■ **Assigned task**
Your job is to return every line of the listing holding the string "this".

■ **Supplied material**
"""
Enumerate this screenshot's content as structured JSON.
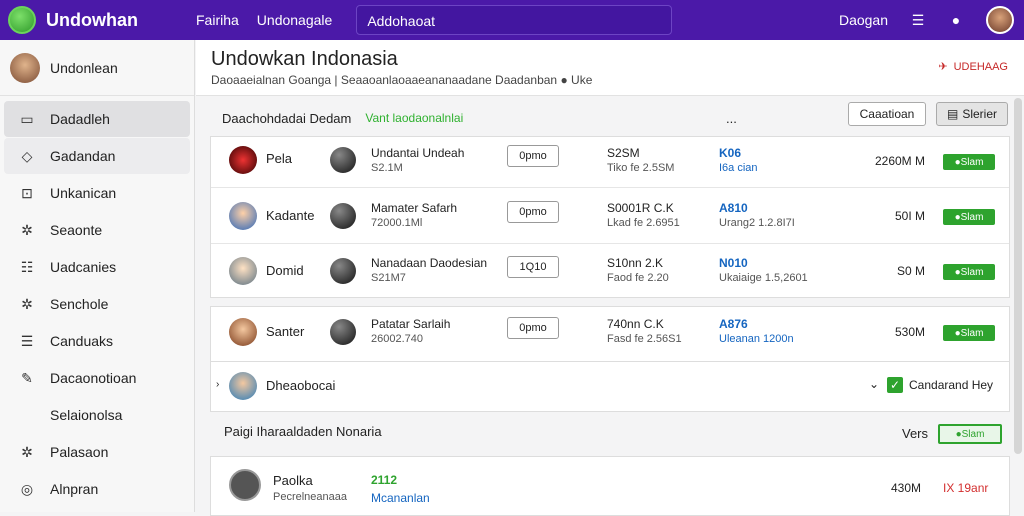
{
  "topbar": {
    "brand": "Undowhan",
    "nav": [
      "Fairiha",
      "Undonagale"
    ],
    "search": "Addohaoat",
    "action": "Daogan"
  },
  "sidebar": {
    "user": "Undonlean",
    "items": [
      {
        "label": "Dadadleh",
        "icon": "document-icon"
      },
      {
        "label": "Gadandan",
        "icon": "chat-icon"
      },
      {
        "label": "Unkanican",
        "icon": "inbox-icon"
      },
      {
        "label": "Seaonte",
        "icon": "gear-icon"
      },
      {
        "label": "Uadcanies",
        "icon": "list-icon"
      },
      {
        "label": "Senchole",
        "icon": "gear-icon"
      },
      {
        "label": "Canduaks",
        "icon": "table-icon"
      },
      {
        "label": "Dacaonotioan",
        "icon": "edit-icon"
      },
      {
        "label": "Selaionolsa",
        "icon": ""
      },
      {
        "label": "Palasaon",
        "icon": "gear-icon"
      },
      {
        "label": "Alnpran",
        "icon": "help-icon"
      }
    ]
  },
  "header": {
    "title": "Undowkan Indonasia",
    "subtitle": "Daoaaeialnan Goanga | Seaaoanlaoaaeananaadane Daadanban",
    "subtitle_tag": "Uke",
    "badge": "UDEHAAG"
  },
  "toolbar": {
    "label": "Daachohdadai Dedam",
    "link": "Vant laodaonalnlai",
    "dots": "...",
    "btn1": "Caaatioan",
    "btn2": "Slerier"
  },
  "rows": [
    {
      "name": "Pela",
      "t1": "Undantai Undeah",
      "t2": "S2.1M",
      "pill": "0pmo",
      "p1": "S2SM",
      "p2": "Tiko fe 2.5SM",
      "b1": "K06",
      "b2": "I6a cian",
      "size": "2260M M",
      "btn": "Slam"
    },
    {
      "name": "Kadante",
      "t1": "Mamater Safarh",
      "t2": "72000.1Ml",
      "pill": "0pmo",
      "p1": "S0001R C.K",
      "p2": "Lkad fe 2.6951",
      "b1": "A810",
      "b2": "Urang2 1.2.8I7I",
      "size": "50I M",
      "btn": "Slam"
    },
    {
      "name": "Domid",
      "t1": "Nanadaan Daodesian",
      "t2": "S21M7",
      "pill": "1Q10",
      "p1": "S10nn 2.K",
      "p2": "Faod fe 2.20",
      "b1": "N010",
      "b2": "Ukaiaige 1.5,2601",
      "size": "S0 M",
      "btn": "Slam"
    },
    {
      "name": "Santer",
      "t1": "Patatar Sarlaih",
      "t2": "26002.740",
      "pill": "0pmo",
      "p1": "740nn C.K",
      "p2": "Fasd fe 2.56S1",
      "b1": "A876",
      "b2": "Uleanan 1200n",
      "size": "530M",
      "btn": "Slam"
    }
  ],
  "group": {
    "label": "Dheaobocai",
    "check_label": "Candarand Hey"
  },
  "section": {
    "label": "Paigi Iharaaldaden Nonaria",
    "vers": "Vers",
    "vbtn": "Slam"
  },
  "last": {
    "name": "Paolka",
    "sub": "Pecrelneanaaa",
    "v1": "2112",
    "v2": "Mcananlan",
    "size": "430M",
    "red": "IX 19anr"
  }
}
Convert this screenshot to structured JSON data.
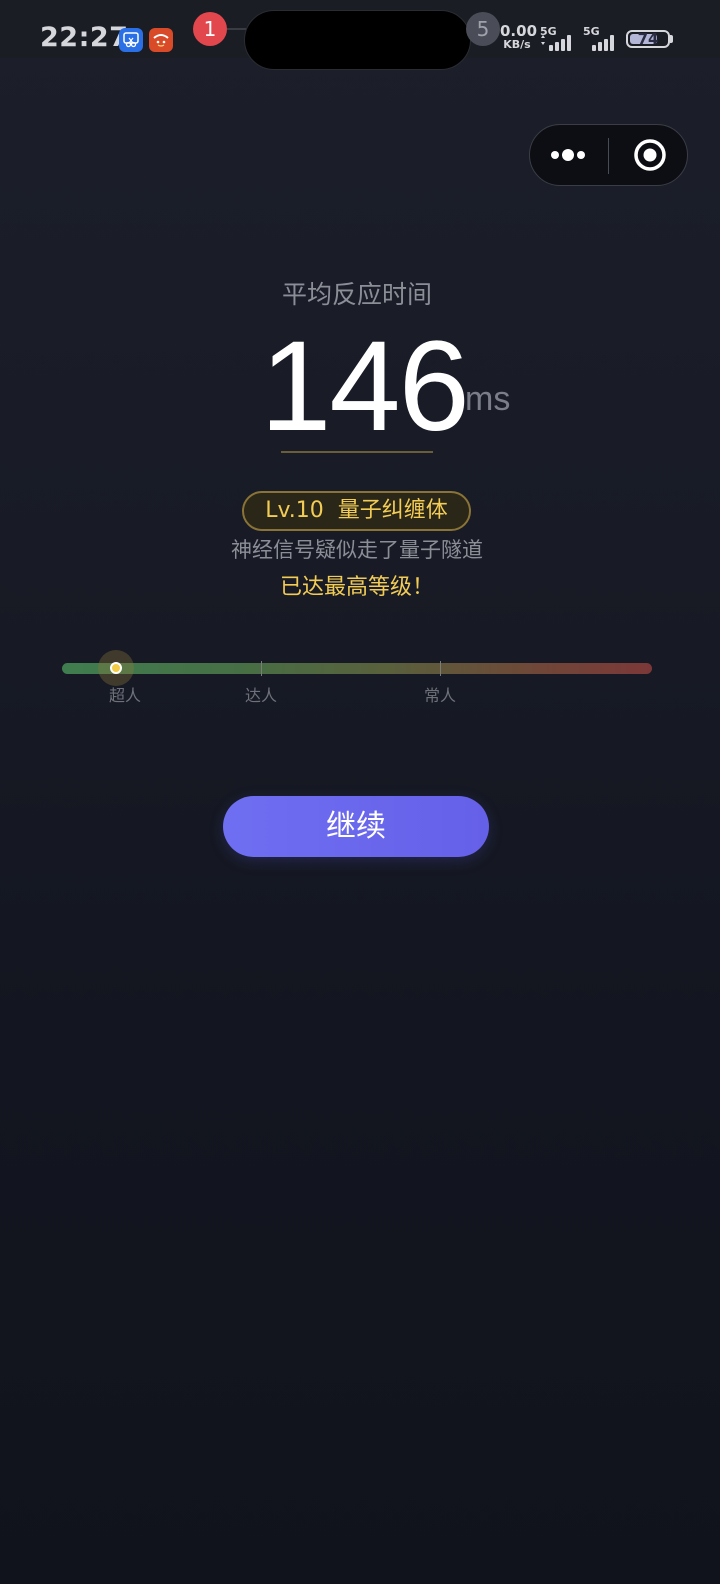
{
  "status_bar": {
    "time": "22:27",
    "notification_count_left": "1",
    "notification_count_right": "5",
    "net_speed_value": "0.00",
    "net_speed_unit": "KB/s",
    "signal1_label": "5G",
    "signal2_label": "5G",
    "battery_level": "74",
    "battery_percent": 74
  },
  "capsule": {
    "more_icon": "more-dots-icon",
    "close_icon": "target-circle-icon"
  },
  "result": {
    "label": "平均反应时间",
    "value": "146",
    "unit": "ms",
    "level_badge": "Lv.10  量子纠缠体",
    "description": "神经信号疑似走了量子隧道",
    "max_level_text": "已达最高等级！"
  },
  "scale": {
    "labels": [
      "超人",
      "达人",
      "常人"
    ]
  },
  "actions": {
    "continue_label": "继续"
  },
  "colors": {
    "accent_gold": "#f2cc55",
    "button_purple": "#6a68ee",
    "background": "#151822"
  }
}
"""
■ **Exercise response**
Enumerate this screenshot's content as structured JSON.
Convert this screenshot to structured JSON data.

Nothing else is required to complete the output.